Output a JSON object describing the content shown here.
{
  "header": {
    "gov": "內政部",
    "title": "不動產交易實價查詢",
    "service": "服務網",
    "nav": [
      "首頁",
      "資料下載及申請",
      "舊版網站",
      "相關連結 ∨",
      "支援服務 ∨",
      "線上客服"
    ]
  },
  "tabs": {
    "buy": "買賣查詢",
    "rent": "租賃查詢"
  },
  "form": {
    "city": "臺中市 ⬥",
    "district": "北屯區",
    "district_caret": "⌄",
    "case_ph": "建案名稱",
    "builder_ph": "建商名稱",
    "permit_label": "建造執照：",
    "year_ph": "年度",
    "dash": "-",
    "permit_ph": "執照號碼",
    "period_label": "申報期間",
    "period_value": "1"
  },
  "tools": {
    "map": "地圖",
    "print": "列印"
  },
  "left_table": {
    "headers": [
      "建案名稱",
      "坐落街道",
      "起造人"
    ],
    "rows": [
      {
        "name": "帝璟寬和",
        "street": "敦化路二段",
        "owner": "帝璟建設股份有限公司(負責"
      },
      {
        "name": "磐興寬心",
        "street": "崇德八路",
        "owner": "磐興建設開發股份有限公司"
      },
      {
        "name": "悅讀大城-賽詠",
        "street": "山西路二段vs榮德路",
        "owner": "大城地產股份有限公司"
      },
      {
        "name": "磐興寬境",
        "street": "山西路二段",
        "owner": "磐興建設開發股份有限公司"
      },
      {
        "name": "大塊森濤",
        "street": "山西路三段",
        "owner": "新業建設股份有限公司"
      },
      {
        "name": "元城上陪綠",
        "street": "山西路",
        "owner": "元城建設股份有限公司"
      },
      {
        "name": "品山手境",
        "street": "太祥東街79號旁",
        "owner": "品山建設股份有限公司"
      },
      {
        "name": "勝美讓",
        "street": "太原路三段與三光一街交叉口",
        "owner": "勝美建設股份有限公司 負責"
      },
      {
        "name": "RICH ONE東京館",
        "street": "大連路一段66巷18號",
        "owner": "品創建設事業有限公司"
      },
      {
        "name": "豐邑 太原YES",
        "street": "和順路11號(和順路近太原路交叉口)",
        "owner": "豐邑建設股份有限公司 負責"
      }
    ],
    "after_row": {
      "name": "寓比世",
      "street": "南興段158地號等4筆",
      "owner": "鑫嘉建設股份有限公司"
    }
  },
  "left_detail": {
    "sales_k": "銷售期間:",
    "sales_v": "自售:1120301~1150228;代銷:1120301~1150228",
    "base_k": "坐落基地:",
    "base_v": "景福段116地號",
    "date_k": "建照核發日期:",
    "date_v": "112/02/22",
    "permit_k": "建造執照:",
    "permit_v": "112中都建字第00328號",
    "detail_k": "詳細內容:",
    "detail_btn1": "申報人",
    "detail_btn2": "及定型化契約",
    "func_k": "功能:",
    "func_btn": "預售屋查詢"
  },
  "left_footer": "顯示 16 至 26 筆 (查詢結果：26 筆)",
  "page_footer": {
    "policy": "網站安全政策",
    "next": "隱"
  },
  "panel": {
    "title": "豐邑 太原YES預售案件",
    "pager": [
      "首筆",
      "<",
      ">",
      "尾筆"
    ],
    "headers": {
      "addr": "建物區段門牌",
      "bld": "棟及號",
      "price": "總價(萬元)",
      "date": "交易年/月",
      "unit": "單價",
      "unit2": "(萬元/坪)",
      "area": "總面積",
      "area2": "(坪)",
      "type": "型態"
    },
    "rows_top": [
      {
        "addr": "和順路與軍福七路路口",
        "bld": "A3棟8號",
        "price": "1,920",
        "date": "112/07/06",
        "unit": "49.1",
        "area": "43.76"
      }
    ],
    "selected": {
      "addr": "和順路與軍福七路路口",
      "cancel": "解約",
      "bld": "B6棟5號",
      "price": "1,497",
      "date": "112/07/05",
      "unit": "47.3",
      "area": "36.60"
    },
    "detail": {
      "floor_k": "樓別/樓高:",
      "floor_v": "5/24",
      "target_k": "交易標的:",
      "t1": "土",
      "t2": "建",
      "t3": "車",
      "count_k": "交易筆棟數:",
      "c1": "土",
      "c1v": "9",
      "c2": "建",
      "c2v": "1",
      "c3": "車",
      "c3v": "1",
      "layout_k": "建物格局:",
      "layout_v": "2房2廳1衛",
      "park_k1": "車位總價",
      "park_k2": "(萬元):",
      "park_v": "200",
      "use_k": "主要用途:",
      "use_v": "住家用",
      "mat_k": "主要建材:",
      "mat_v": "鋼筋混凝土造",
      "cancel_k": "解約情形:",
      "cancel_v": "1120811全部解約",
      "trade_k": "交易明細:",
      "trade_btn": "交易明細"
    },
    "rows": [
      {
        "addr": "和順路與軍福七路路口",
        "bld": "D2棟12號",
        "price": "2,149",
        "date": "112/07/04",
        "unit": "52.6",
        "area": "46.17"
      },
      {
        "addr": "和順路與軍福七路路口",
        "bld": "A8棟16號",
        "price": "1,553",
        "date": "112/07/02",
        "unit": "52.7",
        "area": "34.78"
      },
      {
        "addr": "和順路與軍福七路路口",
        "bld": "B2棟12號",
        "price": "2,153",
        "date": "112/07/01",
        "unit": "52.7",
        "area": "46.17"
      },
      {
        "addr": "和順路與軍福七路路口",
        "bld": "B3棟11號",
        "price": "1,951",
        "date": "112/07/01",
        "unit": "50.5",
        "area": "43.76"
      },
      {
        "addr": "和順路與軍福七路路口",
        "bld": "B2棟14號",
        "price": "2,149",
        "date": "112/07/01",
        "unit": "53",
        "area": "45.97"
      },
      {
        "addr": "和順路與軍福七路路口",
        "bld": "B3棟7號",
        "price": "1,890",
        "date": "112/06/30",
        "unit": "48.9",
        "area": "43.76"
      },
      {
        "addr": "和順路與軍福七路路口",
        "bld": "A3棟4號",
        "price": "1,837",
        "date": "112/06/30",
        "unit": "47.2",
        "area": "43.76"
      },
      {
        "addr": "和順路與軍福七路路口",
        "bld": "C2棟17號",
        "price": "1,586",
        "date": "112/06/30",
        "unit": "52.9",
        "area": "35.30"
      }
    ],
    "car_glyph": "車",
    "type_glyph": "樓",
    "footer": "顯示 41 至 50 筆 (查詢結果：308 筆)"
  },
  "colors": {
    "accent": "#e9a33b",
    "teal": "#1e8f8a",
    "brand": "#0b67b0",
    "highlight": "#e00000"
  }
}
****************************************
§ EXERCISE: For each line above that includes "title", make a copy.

§ FINISHED EXERCISE:
    "title": "不動產交易實價查詢",
    "title": "豐邑 太原YES預售案件",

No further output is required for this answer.